(Exercise) Lift out each line of the data that holds "JSON".

Supplied information Start Marker

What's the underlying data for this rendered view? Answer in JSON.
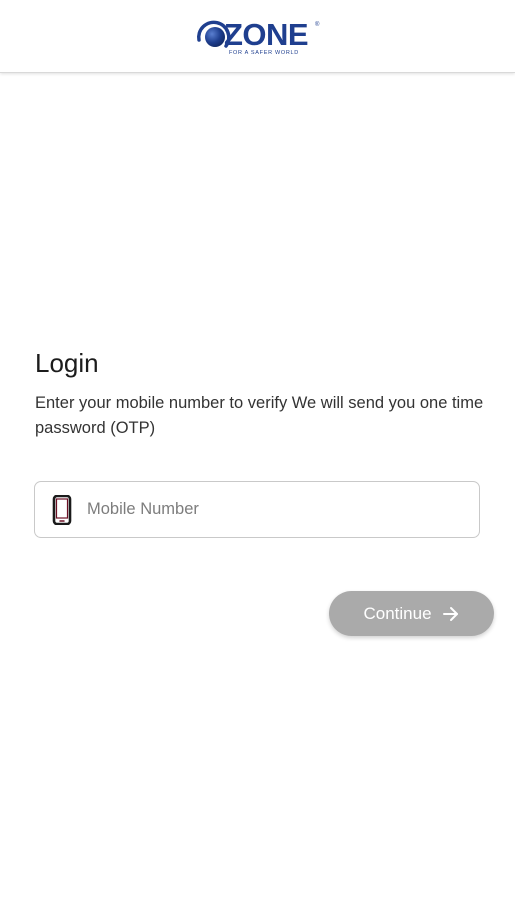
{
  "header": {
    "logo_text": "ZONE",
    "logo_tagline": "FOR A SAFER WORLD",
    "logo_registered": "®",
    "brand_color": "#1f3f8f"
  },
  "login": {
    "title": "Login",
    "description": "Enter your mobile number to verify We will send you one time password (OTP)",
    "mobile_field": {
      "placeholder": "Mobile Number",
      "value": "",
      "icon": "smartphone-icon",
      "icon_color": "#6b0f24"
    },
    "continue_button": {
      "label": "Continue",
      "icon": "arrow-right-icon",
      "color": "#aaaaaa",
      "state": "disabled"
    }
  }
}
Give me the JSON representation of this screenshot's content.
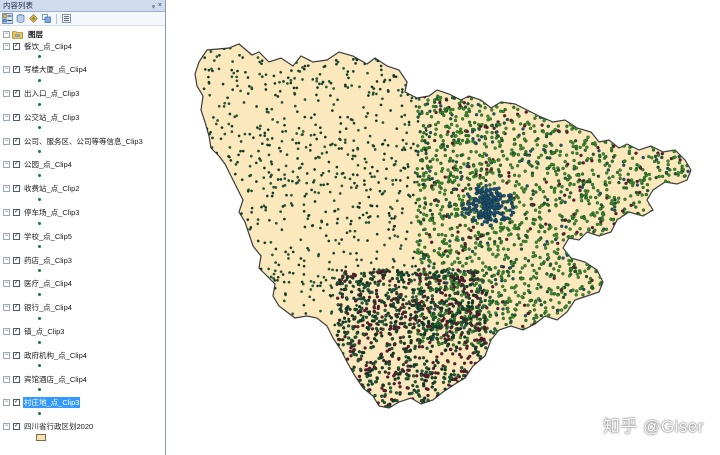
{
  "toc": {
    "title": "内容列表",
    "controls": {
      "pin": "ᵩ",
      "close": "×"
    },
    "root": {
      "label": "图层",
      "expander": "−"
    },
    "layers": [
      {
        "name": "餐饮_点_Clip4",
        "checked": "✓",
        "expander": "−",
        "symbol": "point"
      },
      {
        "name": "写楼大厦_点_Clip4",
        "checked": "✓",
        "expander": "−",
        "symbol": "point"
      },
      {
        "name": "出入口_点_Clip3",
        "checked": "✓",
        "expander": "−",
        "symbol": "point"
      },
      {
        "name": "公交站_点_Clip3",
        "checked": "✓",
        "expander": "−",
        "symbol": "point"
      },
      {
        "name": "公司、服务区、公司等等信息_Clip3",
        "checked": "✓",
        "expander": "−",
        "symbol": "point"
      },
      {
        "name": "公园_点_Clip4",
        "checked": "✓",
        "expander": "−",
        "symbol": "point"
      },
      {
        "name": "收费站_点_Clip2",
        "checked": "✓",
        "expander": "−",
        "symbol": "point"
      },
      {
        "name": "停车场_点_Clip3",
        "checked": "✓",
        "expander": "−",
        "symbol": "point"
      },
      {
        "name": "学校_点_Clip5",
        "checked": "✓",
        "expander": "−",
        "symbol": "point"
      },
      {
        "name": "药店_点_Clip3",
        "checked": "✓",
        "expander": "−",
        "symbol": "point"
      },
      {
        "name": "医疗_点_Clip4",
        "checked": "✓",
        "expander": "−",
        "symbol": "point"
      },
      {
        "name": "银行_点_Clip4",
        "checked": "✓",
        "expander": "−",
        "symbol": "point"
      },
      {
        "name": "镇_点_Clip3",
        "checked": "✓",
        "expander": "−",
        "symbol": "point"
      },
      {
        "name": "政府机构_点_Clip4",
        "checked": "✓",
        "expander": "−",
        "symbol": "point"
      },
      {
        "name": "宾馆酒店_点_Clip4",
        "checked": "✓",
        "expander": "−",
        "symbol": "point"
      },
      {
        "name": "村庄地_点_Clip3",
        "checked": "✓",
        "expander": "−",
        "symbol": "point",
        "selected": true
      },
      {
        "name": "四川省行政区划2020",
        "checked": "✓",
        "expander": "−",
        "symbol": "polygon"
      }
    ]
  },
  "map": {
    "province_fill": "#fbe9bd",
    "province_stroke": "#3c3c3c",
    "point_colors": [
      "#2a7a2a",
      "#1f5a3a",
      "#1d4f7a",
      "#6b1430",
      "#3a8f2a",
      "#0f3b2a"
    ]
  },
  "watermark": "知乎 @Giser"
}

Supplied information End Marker

(Task output)
What's the underlying data for this rendered view? Answer in JSON.
Give me the JSON representation of this screenshot's content.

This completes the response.